SUSTAINABLE Population Party top candidate Peter Strachan is glad to have finally put the state’s record population growth on the political agenda.
At times during the senate re-run it looked like Mr Strachan may be a dark horse for the elusive sixth Senate spot thanks to preferences.
Last night, he said even if he didn’t make it to Canberra he was happy because he had put an often neglected topic on the radar.
“The population’s been growing in Western Australia at 3.2 per cent per annum,” he told The Sunday Times.
“The global population is growing 1.1 per cent per annum – so Western Australia’s population is growing nearly three times the global average.”
Mr Strachan said such growth put pressure on traffic, water, food, education, health and employment.
“When I came here in 1995, you could get virtually anywhere in Perth in 20 minutes,” he said.
“And now, a journey that used to take 20 minutes typically takes 40 minutes or an hour.
“We’ve got to the point now where as soon as Fiona Stanley (Hospital) is completed, we’re going to have to start building another on because the population is growing so rapidly.”
The Sustainable Population Party other candidate, William Bourke, is the president and founder of the party and ran as the lead candidate in NSW last September.
Mr Bourke was not in Perth yesterday to help rally voters with Mr Strachan – he was in Melbourne for a family event.
However Mr Strachan said the party had been buoyed by the support of entrepreneur Dick Smith during the campaign, who not only endorsed the group but even
Mr Smith endorsed the party back in March, putting his name in their campaign and funding radio ads.
It was the first time Mr Smith has publicly endorsed a political party during an election.

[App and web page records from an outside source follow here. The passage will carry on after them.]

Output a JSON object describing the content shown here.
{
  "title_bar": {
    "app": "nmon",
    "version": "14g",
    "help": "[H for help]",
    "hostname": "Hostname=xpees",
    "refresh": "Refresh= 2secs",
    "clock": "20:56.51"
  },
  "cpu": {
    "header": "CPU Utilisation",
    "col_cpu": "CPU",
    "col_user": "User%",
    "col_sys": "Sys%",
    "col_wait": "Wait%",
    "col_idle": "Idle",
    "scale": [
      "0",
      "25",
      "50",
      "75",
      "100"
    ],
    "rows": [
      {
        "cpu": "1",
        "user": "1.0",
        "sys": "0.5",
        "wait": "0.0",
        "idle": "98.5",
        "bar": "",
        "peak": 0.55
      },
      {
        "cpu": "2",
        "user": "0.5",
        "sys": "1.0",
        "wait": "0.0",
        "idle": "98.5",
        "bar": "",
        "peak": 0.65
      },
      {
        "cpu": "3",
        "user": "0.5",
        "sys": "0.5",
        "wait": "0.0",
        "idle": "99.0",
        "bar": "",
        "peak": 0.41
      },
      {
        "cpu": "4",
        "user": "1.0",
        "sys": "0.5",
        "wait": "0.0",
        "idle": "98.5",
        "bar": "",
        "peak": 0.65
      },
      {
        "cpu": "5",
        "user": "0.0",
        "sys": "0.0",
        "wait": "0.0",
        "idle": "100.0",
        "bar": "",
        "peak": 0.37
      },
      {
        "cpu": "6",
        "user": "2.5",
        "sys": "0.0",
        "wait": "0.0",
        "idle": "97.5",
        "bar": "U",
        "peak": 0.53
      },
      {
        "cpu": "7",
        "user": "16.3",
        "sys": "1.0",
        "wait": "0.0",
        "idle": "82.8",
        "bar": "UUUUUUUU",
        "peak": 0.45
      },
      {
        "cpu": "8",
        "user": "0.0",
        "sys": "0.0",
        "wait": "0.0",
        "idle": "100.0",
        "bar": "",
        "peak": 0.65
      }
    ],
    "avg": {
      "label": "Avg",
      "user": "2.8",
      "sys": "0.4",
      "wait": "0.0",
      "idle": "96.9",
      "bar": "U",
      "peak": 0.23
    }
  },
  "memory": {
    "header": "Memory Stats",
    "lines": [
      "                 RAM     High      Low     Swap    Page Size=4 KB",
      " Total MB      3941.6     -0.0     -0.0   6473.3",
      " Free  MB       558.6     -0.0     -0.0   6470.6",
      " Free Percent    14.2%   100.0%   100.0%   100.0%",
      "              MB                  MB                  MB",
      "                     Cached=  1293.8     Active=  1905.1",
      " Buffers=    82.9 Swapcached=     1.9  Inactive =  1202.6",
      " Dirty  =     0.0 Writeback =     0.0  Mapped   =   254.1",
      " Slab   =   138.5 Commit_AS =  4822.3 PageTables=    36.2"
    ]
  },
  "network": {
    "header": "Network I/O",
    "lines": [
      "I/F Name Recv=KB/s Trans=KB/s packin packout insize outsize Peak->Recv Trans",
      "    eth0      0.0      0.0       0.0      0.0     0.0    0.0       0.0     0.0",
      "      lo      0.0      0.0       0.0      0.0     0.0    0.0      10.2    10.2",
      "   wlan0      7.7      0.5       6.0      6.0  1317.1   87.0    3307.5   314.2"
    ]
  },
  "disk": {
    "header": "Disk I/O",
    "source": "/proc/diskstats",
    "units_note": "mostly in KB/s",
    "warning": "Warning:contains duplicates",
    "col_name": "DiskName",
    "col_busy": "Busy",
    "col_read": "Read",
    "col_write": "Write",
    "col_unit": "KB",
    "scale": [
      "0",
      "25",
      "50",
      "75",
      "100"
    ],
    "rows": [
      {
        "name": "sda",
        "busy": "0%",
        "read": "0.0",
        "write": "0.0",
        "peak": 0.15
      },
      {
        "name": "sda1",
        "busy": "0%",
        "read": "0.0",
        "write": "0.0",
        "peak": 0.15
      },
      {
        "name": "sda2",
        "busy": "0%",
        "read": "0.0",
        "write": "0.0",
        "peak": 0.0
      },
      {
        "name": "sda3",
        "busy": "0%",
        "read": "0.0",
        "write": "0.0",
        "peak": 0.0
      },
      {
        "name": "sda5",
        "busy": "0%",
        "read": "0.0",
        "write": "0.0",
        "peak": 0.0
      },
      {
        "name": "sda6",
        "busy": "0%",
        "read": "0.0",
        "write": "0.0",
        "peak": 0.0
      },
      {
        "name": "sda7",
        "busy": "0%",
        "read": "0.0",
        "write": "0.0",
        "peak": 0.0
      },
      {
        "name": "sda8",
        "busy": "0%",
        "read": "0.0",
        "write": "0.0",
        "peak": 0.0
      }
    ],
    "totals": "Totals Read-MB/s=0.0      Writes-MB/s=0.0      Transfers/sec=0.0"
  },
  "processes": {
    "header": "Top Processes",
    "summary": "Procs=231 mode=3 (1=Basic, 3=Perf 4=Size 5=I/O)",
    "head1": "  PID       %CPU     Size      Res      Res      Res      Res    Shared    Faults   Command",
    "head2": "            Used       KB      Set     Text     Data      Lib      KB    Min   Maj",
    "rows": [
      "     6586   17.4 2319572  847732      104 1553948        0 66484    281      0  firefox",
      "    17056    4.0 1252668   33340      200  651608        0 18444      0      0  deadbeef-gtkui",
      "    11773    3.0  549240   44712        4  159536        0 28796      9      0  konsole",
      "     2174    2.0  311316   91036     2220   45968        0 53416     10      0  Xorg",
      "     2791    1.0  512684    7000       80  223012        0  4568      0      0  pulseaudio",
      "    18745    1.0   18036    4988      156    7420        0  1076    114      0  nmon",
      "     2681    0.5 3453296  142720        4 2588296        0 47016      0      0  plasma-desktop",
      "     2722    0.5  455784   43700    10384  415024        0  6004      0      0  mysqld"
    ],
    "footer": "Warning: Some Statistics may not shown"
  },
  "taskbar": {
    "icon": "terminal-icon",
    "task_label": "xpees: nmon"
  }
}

Mr Smith said Australia could not afford to keep rapid population growth because “you can’t grow forever in a finite world.”